There's probably no better person to give an insider’s tip about parks than John Tillson, a park ranger for 20 years. His choice? Cedar Breaks National Monument. “Cedar Breaks has amazing fall leaves and is easy to reach from Las Vegas or Salt Lake City,” Tillson said. “Cedar Breaks is similar to a mini-Bryce Canyon with red rocks. And it has a color report that’s maintained starting Sept. 1 each year providing up-to-date information on the fall colors in the area.” The park, which is open year-round, is at more than 10,000 feet and provides a view into a half-mile deep geologic amphitheater.

Related: National Monuments Everyone Should Visit at Least Once

Lassen Volcanic National Park, California
NPS Photo

Lassen Volcanic National Park (California)

Lassen is perhaps most famous for being home to four types of volcanoes, and visitors can actually hike a dormant volcano right up to its crater, said Kara Harns, creator of the lifestyle travel blog Whimsy Soul.
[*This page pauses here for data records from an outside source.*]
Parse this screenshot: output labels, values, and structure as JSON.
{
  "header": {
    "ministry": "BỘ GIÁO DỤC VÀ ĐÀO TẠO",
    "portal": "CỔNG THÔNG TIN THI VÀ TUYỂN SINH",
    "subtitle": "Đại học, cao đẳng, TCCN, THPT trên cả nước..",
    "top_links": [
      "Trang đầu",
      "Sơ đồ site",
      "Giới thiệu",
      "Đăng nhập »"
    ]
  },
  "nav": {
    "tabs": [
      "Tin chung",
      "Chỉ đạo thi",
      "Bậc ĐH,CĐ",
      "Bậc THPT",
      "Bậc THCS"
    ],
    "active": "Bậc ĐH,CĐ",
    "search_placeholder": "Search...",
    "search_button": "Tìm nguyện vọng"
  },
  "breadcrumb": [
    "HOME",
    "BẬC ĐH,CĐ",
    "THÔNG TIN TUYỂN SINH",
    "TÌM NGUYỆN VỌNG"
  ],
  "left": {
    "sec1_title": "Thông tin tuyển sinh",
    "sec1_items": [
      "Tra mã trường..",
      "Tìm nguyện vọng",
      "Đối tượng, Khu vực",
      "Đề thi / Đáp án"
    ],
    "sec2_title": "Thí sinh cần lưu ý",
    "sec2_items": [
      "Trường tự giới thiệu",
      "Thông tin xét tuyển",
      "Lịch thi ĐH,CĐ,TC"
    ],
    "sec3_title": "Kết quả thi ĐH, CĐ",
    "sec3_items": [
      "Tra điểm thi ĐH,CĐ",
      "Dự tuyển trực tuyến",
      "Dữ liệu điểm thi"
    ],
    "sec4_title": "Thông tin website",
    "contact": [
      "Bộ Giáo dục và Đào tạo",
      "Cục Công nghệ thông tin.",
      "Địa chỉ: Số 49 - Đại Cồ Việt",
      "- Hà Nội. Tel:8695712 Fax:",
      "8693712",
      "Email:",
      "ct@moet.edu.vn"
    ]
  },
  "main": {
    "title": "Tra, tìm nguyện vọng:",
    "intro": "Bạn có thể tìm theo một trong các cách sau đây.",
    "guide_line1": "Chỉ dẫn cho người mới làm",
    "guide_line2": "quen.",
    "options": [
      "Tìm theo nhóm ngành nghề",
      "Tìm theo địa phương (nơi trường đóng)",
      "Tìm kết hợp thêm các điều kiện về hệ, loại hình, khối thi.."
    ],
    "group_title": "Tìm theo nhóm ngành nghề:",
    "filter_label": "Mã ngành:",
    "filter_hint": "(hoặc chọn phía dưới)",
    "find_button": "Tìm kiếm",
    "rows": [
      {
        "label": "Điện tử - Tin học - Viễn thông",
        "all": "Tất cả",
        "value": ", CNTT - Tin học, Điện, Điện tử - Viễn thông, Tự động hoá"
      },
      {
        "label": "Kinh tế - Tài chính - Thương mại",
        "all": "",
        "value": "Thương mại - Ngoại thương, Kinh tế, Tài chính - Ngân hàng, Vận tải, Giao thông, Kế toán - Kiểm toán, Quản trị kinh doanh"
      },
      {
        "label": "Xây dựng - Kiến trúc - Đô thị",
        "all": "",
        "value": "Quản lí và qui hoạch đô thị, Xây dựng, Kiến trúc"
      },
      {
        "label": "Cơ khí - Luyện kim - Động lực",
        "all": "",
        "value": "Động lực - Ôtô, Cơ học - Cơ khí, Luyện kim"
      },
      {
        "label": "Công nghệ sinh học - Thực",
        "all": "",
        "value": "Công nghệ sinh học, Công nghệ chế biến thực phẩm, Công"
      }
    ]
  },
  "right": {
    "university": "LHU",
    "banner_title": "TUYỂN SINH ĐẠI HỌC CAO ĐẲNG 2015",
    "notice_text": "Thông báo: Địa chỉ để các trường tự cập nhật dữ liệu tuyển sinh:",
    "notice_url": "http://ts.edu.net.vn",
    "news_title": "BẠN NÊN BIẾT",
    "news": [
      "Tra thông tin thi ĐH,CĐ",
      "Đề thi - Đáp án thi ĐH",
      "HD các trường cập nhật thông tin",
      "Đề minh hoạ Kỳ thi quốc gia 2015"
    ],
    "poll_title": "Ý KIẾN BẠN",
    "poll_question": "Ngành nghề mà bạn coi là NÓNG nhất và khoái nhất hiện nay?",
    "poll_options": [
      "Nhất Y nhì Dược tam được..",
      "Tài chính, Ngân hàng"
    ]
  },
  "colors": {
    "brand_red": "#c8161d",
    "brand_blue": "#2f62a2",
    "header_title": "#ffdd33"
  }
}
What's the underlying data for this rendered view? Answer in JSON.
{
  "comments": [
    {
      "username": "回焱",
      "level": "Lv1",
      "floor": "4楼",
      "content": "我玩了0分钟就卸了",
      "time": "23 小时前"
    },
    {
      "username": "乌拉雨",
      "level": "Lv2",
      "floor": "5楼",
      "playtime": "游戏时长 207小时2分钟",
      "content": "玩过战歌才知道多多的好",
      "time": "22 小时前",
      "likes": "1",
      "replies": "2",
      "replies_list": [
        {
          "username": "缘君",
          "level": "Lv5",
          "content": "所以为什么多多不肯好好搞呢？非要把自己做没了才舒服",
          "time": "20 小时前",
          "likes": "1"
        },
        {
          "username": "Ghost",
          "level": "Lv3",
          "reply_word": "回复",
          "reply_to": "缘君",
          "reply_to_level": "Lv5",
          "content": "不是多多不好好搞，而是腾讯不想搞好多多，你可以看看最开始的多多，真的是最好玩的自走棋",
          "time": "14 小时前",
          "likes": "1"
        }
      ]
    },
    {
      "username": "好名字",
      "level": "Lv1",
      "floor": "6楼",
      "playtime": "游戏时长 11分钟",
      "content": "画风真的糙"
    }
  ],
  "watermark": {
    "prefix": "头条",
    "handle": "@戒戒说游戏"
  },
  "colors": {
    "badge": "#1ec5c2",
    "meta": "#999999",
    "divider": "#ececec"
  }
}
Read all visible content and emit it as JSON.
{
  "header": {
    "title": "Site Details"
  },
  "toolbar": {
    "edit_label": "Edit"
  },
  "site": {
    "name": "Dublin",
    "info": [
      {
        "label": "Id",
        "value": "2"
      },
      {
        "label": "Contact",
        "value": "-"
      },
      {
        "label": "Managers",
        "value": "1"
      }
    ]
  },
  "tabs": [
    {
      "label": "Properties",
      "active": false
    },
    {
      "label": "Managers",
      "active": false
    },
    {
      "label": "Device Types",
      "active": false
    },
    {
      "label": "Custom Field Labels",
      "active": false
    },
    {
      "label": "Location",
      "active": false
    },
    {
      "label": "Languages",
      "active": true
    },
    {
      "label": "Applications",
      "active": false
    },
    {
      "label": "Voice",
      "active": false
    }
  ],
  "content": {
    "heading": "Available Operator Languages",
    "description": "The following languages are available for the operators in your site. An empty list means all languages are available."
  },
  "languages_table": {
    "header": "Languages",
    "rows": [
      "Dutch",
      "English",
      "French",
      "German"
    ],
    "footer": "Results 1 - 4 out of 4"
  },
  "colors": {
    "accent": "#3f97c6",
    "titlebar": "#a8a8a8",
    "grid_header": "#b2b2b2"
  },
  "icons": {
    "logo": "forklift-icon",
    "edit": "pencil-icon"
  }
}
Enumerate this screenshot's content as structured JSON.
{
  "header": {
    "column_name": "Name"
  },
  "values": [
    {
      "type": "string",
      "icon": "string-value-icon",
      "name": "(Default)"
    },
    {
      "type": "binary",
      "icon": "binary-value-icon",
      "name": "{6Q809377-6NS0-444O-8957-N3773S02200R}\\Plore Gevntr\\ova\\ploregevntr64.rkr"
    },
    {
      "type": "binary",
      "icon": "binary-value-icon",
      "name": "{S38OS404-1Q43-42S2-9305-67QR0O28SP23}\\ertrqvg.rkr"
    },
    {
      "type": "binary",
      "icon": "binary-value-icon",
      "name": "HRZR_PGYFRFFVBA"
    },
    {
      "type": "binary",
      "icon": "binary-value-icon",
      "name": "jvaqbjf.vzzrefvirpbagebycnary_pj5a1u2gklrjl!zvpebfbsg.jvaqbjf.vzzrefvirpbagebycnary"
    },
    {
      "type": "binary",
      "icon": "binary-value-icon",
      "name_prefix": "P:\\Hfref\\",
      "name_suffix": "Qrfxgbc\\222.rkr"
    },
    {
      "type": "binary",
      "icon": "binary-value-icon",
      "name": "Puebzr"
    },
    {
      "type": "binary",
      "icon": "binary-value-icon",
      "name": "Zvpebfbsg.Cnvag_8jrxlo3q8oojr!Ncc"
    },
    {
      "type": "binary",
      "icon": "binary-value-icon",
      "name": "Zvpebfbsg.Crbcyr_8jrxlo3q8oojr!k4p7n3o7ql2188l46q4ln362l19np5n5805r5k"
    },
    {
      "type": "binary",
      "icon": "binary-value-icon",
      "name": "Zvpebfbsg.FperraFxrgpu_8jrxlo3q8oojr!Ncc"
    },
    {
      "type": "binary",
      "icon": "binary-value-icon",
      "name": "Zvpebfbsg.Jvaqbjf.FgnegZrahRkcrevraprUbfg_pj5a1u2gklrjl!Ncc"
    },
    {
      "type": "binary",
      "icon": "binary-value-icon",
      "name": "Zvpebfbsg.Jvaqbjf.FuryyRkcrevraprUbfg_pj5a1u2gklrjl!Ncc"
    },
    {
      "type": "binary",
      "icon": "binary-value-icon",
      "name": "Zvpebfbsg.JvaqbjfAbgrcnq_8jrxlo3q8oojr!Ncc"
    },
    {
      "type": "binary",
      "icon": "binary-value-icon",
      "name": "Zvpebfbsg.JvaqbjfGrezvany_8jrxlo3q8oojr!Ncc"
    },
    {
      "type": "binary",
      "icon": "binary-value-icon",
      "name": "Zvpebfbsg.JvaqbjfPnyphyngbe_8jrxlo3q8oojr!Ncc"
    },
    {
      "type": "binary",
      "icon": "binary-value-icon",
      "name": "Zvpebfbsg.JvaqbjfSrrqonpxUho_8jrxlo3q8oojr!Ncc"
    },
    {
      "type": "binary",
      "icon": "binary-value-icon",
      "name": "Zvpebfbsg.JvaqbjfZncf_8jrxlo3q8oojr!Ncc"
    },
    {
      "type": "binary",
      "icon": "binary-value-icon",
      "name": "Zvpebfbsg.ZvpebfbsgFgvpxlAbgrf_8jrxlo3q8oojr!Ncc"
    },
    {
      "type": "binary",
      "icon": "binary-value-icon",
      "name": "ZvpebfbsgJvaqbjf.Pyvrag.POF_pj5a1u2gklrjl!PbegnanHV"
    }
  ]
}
There are also a few hydrothermal pools with steaming, bubbling waters that make for a unique hike. “My favorite hikes are Cinder Cone, Bumpass Hell, and Summit Lake,” she said. “This area at lower elevations gets stunning fall foliage in October. One of my favorite memories from a few years ago is driving into the park past miles and miles of orange leaves. It's also a haven for wildlife, making it the perfect destination for leaf-peeping and bird watchers.” Given its remote location near the California and Oregon border, the park attracts fewer visitors than other national parks in California. 

Related: Beautiful Destinations Threatened by Overtourism — and Where to Go Instead

Big Bend National Park, Texas
NPS Photo/Cookie Ballou

Big Bend National Park (Texas)

Big Bend National Park is one of the “most beautiful yet untouched areas of the country,” said Maddie McElhenny of Wild Bum. “This park is larger than the entire state of Rhode Island and home to the gorgeous Chisos Mountains, the windy and iconic Rio Grande river, tall limestone canyons, desert, and forests,” McElhenny said. The park offers hiking, biking, kayaking, canoeing, rafting, plant and wildlife spotting, and stargazing, to name a few options. Its remoteness and limited number of visitors make Big Bend particularly appealing no matter what time of year you visit, McElhenny said.

Related: Natural Hot Springs to Shake Off Fall's Chill